Martin Luther King, Jr. said, “The arc of the moral universe is long, but it bends toward justice.” I truly believe that intersectional feminism will bend that arc like a bow, speeding the path to justice for ALL. So this is not the end. This is an exposé. The skeletons have come tumbling out of America’s closet, and I’m ready to tackle them. With my sisters. Together, we can heal, we can protect, we can uplift, we can impact. And we will. I know we will.

This is a call for citizenship. To live a life of active participation. To place solidly at the center of our focus not just “How can I make my life better?” but “How can making my life better be relevant to making the world a better place?” or in other words, “How can I use my privilege to serve?”

Emerging Women and our sister organizations give me hope. I’m grateful that we’ve built a community that celebrates both individual expression and collective compassion, values that will lead us into a brighter, more just future. Diversity, empathy, and inclusion make us powerful, innovative, creative, and bold.

In unity, we are transformation personified. We are alchemy. We are revolution. And we are love and love one more time.

Big Love,

Chantal Pierrat | Founder, Emerging Women

Our country’s political dilemma

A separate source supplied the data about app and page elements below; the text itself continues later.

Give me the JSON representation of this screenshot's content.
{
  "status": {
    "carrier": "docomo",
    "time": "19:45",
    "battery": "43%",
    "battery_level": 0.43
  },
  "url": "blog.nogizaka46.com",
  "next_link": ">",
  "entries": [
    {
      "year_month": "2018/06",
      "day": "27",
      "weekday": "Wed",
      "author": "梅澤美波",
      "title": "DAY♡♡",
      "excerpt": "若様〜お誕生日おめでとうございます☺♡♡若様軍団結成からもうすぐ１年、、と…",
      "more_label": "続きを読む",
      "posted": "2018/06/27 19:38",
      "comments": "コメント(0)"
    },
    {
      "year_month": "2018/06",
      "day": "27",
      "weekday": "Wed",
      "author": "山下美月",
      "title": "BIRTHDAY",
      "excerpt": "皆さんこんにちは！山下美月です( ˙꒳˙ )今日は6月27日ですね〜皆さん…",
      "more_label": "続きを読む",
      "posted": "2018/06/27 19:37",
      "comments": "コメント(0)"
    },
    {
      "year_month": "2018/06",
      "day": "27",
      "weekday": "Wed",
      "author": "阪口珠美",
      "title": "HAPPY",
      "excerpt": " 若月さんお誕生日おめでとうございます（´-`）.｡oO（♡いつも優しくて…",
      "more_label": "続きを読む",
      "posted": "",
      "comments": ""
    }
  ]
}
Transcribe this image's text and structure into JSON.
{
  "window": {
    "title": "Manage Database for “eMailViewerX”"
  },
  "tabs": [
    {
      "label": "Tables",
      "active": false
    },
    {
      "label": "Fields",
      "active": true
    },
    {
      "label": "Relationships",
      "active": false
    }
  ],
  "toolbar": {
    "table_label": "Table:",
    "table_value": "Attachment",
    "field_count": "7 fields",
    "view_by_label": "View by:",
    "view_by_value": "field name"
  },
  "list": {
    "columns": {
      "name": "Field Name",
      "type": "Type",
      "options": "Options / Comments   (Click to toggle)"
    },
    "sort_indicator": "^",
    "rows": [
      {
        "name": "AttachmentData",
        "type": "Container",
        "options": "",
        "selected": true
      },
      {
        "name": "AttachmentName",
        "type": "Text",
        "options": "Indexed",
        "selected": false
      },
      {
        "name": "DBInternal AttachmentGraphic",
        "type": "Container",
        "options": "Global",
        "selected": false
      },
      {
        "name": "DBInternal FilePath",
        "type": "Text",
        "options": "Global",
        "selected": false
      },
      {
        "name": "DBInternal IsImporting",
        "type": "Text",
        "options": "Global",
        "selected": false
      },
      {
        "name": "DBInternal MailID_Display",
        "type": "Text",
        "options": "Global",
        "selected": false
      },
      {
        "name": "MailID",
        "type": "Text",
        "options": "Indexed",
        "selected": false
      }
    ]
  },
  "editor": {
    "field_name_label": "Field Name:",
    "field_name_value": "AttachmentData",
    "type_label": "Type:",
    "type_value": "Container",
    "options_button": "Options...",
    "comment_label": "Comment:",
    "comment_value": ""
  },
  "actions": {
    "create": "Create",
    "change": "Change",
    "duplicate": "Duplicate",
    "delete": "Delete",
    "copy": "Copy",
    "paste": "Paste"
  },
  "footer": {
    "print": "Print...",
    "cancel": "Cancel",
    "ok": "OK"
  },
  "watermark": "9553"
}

I have avoided writing about the state of our country due to what’s happening in this Presidential campaign, as I’m not an expert in that field and it’s rife with potential to create disharmony and potential strife. I can no longer refrain from stating what is if not explicitly, certainly implicitly obvious. Our country is being continually bombarded with information and reports which leave us feeling unsettled, worried and uncertain about both the state of our union as well as its future. Never in my lifetime have I experienced anything even close to this regarding a race for President, and my clients, family and friends are almost all being adversely affected by what’s going on daily. It’s frightening to experience and to see the negative effects on people. I wish I had answers to give, but all I can offer is that we buffer ourselves from the toxic impact and reassure ourselves that our country has rebounded from many different types of assaults, the most recent and horrific being 9/11, and we always manage to recover our equilibrium and sense of trust that we live in a free world which is more safe than not. In the meantime, let’s stay above the fray to the best of our ability to do so.